Beth Simone Noveck in Governing: Launching the Data Justice Network

Andrew Young — February 01, 2017

In her latest column for Governing, Network chair Beth Simone Noveck describes the GovLab’s newly launched Data Justice Network. The piece, written together with Batu Sayici, the GovLab’s director of user experience, makes the case for expert networking technologies to “potentially transform how justice practitioners gain and share knowledge.” As data-driven decision-making takes hold across governance sectors, including criminal justice, Noveck and Sayici argue that the ability to identify and consult with those possessing relevant data expertise can increase the chances of success for a criminal justice data project.

Noveck and Sayici provide background on the project:

“During President Obama’s administration, the White House championed a Data-Driven Justice (DDJ) initiative focused on helping state and local jurisdictions identify and make better use of their own and others’ data. But after investing in and focusing on collecting data, state and local governments are struggling to determine how to move from collection to responsible and effective use and analysis. In a 2012 Bureau of Justice Statistics survey of criminal-justice professionals, only 39 percent reported even employing researchers on staff to evaluate performance, and the survey revealed wide disparities in the embrace of data-driven decision-making. More recently, in a Governance Lab survey of criminal-justice coordinating councils, 53 percent reported that they did some data analysis at the individual agency level, but a full 22 percent reported that they did no data analysis at all.

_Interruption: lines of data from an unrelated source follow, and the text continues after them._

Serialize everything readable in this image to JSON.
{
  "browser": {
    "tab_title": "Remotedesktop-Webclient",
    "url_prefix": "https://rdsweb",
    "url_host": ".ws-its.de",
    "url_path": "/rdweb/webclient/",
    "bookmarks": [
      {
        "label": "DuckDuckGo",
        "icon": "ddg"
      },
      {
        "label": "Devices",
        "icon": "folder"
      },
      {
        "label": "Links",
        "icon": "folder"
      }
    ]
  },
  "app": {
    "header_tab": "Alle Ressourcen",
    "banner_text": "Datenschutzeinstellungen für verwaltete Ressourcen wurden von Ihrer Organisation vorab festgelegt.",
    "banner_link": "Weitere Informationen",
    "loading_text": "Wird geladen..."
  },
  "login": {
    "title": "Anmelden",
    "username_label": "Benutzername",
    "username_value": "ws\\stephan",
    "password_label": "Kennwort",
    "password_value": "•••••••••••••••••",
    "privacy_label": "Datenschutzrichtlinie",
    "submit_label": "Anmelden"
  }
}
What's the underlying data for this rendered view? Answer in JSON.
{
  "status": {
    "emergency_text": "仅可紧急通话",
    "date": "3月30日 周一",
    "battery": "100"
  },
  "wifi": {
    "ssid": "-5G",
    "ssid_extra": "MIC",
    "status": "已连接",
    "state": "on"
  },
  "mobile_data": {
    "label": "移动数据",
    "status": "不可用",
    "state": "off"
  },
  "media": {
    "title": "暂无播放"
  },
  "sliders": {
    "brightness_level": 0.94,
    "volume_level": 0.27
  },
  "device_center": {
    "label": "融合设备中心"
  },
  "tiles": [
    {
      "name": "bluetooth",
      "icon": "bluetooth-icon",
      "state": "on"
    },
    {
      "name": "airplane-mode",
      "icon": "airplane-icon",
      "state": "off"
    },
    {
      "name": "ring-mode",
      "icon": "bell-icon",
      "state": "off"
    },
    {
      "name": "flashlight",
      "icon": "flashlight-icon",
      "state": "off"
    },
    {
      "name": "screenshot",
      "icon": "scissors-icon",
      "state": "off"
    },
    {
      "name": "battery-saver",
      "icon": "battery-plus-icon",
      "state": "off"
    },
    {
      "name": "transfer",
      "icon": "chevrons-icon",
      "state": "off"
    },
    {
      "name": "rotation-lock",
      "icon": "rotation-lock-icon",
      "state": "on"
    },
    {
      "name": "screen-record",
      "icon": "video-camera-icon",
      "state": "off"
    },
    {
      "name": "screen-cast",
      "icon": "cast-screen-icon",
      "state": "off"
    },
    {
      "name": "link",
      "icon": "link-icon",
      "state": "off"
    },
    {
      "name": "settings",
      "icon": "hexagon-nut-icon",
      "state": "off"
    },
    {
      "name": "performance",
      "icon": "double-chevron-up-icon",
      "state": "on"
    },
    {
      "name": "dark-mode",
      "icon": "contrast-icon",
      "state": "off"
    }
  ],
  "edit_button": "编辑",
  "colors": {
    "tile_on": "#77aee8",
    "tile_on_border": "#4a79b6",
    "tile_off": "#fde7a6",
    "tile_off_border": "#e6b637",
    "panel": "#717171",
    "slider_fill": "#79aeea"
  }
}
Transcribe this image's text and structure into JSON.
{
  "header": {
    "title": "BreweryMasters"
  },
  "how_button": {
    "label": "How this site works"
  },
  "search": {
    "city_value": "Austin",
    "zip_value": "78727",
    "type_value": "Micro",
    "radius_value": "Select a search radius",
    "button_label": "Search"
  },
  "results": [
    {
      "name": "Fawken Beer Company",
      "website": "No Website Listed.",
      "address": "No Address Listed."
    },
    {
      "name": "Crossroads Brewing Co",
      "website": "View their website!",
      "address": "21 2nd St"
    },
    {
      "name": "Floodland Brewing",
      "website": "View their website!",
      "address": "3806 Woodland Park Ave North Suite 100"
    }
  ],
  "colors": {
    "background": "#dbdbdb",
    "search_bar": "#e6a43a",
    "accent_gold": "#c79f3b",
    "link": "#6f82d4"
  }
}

To help rectify this situation, the Justice Management Institute and the GovLab, in collaboration with the National Association of Counties, the Pew-MacArthur Results First Initiative, Code for America and the Sunlight Foundation, have launched the Data Justice Network, a knowledge-exchange platform that aims to accelerate data-driven justice reforms by facilitating better collaboration among criminal-justice practitioners and policymakers.”

They go on to describe the goals and functionalities of the network:

“The platform, built with support from a grant by the Laura and John Arnold Foundation, allows justice officials to find colleagues with relevant experience in working with data – ranging from high-level strategy, coordination, regulatory and legal compliance to working with vendors, analytics and reporting – as well as justice-specific experience in areas such as crime prevention, pretrial procedures, mental health treatment and recidivism reduction. Users can share their innovative projects to gain visibility and inspire others while learning from their peers about what works, what doesn’t and how to implement new programs.”

Read more here.